"You know what? I had a 20 riding on that bet." Jane put a protective arm around the back of Maura's chair as she shifted her weight. "No way I was going to lose a 20 to Crowe."
"Best damn 20 bucks I ever spent!" Crowe shouted from somewhere at the back of the crowd. "Never knew you didn't have a gag reflex, Rizzoli."
Once Maura understood the fact that there was innuendo at play, the corners of her eyes crinkled upward. She didn't dare smile, for a few seconds at least, but quite soon a giggle burst softly through her determined throat clearing.
"What can I say, Crowe," Jane's eyes began to sparkle with mischief, "Your sandwich was too small, I guess." She gave a shrug as she took a sip of her beer. "It's all good. Mine was bigger anyway."
A few of the officers chuckled and there was catcalling. "I still say you cheated!" Crowe said as he walked away from the group, grumbling.
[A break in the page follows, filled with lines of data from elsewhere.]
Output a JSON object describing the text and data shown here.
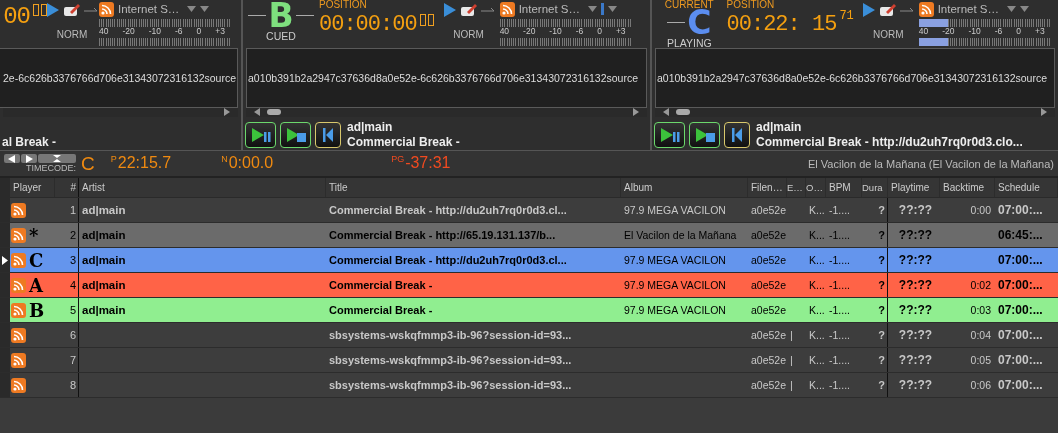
{
  "decks": [
    {
      "time": "00",
      "mode": "NORM",
      "source": "Internet S…",
      "marker": false,
      "scale": [
        "40",
        "-20",
        "-10",
        "-6",
        "0",
        "+3"
      ],
      "text": "2e-6c626b3376766d706e31343072316132source",
      "title": "al Break -"
    },
    {
      "letter": "B",
      "color": "#7ee07e",
      "state": "CUED",
      "position_label": "POSITION",
      "time": "00:00:00",
      "mode": "NORM",
      "source": "Internet S…",
      "marker": true,
      "scale": [
        "40",
        "-20",
        "-10",
        "-6",
        "0",
        "+3"
      ],
      "text": "a010b391b2a2947c37636d8a0e52e-6c626b3376766d706e31343072316132source",
      "artist": "ad|main",
      "title": "Commercial Break -"
    },
    {
      "top_label": "CURRENT",
      "letter": "C",
      "color": "#5b8def",
      "state": "PLAYING",
      "position_label": "POSITION",
      "time": "00:22: 15",
      "frames": "71",
      "mode": "NORM",
      "source": "Internet S…",
      "marker": false,
      "meter": {
        "level": 0.22
      },
      "scale": [
        "40",
        "-20",
        "-10",
        "-6",
        "0",
        "+3"
      ],
      "text": "a010b391b2a2947c37636d8a0e52e-6c626b3376766d706e31343072316132source",
      "artist": "ad|main",
      "title": "Commercial Break - http://du2uh7rq0r0d3.clo..."
    }
  ],
  "timecode": {
    "label": "TIMECODE:",
    "player": "C",
    "p_label": "P",
    "p_time": "22:15.7",
    "n_label": "N",
    "n_time": "0:00.0",
    "pg_label": "PG",
    "pg_time": "-37:31",
    "show": "El Vacilon de la Mañana (El Vacilon de la Mañana)"
  },
  "table": {
    "columns": [
      "Player",
      "#",
      "Artist",
      "Title",
      "Album",
      "Filen…",
      "E…",
      "O…",
      "BPM",
      "Dura",
      "Playtime",
      "Backtime",
      "Schedule"
    ],
    "rows": [
      {
        "player": "",
        "num": "1",
        "artist": "ad|main",
        "title": "Commercial Break - http://du2uh7rq0r0d3.cl...",
        "album": "97.9 MEGA VACILON",
        "filename": "a0e52e",
        "e": "",
        "o": "K...",
        "bpm": "-1....",
        "duration": "?",
        "playtime": "??:??",
        "backtime": "0:00",
        "schedule": "07:00:...",
        "current": false
      },
      {
        "player": "*",
        "num": "2",
        "artist": "ad|main",
        "title": "Commercial Break - http://65.19.131.137/b...",
        "album": "El Vacilon de la Mañana",
        "filename": "a0e52e",
        "e": "",
        "o": "K...",
        "bpm": "-1....",
        "duration": "?",
        "playtime": "??:??",
        "backtime": "",
        "schedule": "06:45:...",
        "color": "#6b6b6b",
        "current": false
      },
      {
        "player": "C",
        "num": "3",
        "artist": "ad|main",
        "title": "Commercial Break - http://du2uh7rq0r0d3.cl...",
        "album": "97.9 MEGA VACILON",
        "filename": "a0e52e",
        "e": "",
        "o": "K...",
        "bpm": "-1....",
        "duration": "?",
        "playtime": "??:??",
        "backtime": "",
        "schedule": "07:00:...",
        "color": "#6495ed",
        "current": true
      },
      {
        "player": "A",
        "num": "4",
        "artist": "ad|main",
        "title": "Commercial Break -",
        "album": "97.9 MEGA VACILON",
        "filename": "a0e52e",
        "e": "",
        "o": "K...",
        "bpm": "-1....",
        "duration": "?",
        "playtime": "??:??",
        "backtime": "0:02",
        "schedule": "07:00:...",
        "color": "#ff6347",
        "current": false
      },
      {
        "player": "B",
        "num": "5",
        "artist": "ad|main",
        "title": "Commercial Break -",
        "album": "97.9 MEGA VACILON",
        "filename": "a0e52e",
        "e": "",
        "o": "K...",
        "bpm": "-1....",
        "duration": "?",
        "playtime": "??:??",
        "backtime": "0:03",
        "schedule": "07:00:...",
        "color": "#90ee90",
        "current": false
      },
      {
        "player": "",
        "num": "6",
        "artist": "",
        "title": "sbsystems-wskqfmmp3-ib-96?session-id=93...",
        "album": "",
        "filename": "a0e52e",
        "e": "|",
        "o": "K...",
        "bpm": "-1....",
        "duration": "?",
        "playtime": "??:??",
        "backtime": "0:04",
        "schedule": "07:00:...",
        "current": false
      },
      {
        "player": "",
        "num": "7",
        "artist": "",
        "title": "sbsystems-wskqfmmp3-ib-96?session-id=93...",
        "album": "",
        "filename": "a0e52e",
        "e": "|",
        "o": "K...",
        "bpm": "-1....",
        "duration": "?",
        "playtime": "??:??",
        "backtime": "0:05",
        "schedule": "07:00:...",
        "current": false
      },
      {
        "player": "",
        "num": "8",
        "artist": "",
        "title": "sbsystems-wskqfmmp3-ib-96?session-id=93...",
        "album": "",
        "filename": "a0e52e",
        "e": "|",
        "o": "K...",
        "bpm": "-1....",
        "duration": "?",
        "playtime": "??:??",
        "backtime": "0:06",
        "schedule": "07:00:...",
        "current": false
      }
    ]
  }
}
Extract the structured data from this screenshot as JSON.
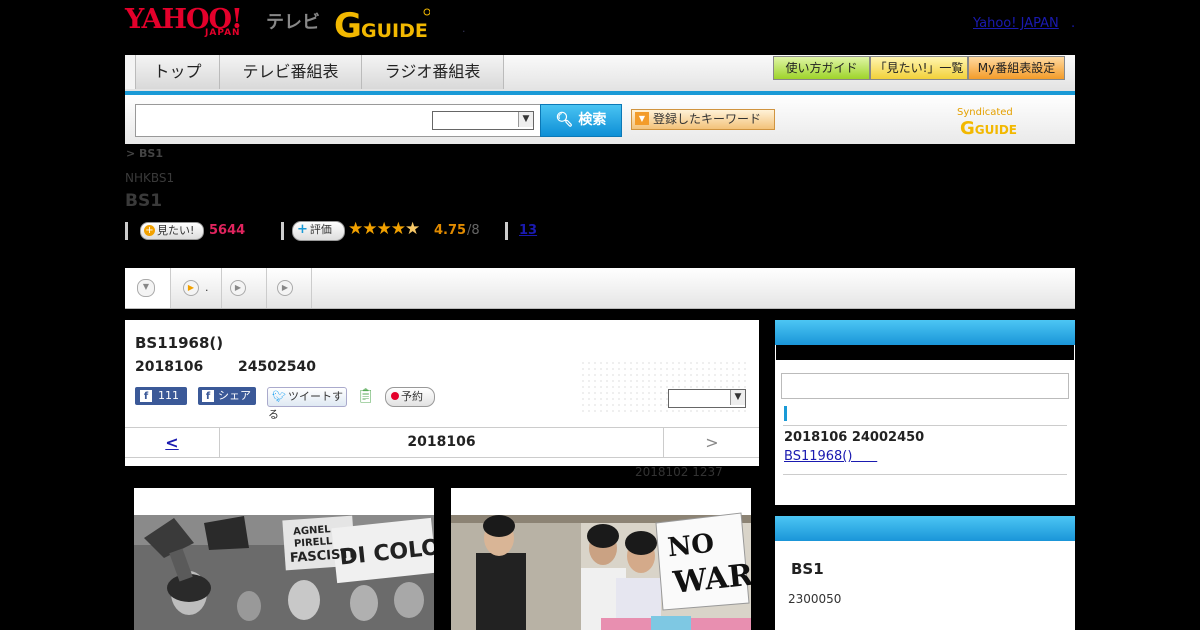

"You know, Dr. Isles, maybe you should play it some time? I bet you'd be fun to play with, 'I Never', I mean." Frost winked.
"Okay," Maura replied, still well amused at the notion of Jane swallowing an entire sandwich in one bite, and apparently quite prepared to take up the game on the spot.
"What did I just say, Frost?" Jane kicked him under the table.
Maura's hand snuck towards Jane, not quite far enough under the table to be invisible to the other cops and detectives, but at least visible enough to be clearly on the other woman's arm rather than somewhere ambiguous. "But it sounds like fun, Jane. A good way to get to know people better. You're among friends. Don't you think it would be okay?"
"You know what I think?" Jane made a motion to stand up. "I think it's getting late."
"Spoil sport!" Her little brother made a face at her.
"What? I'm not stopping you from playing, Frankie. Besides, Korsak is about to pass out." She reached over, grabbing the keys from her former partner. "Maura, would you mind following me in my car while I take Vince home?"
Puzzlement and disappointment stole across Maura's face as she said softly, not quite in a whining tone but not far from it either, "But it's only eight-thirty." Then she sighed, good sense winning out over fun, as it had all through high school, college, and medical school. "No, you're right. I'll follow you. Let's go."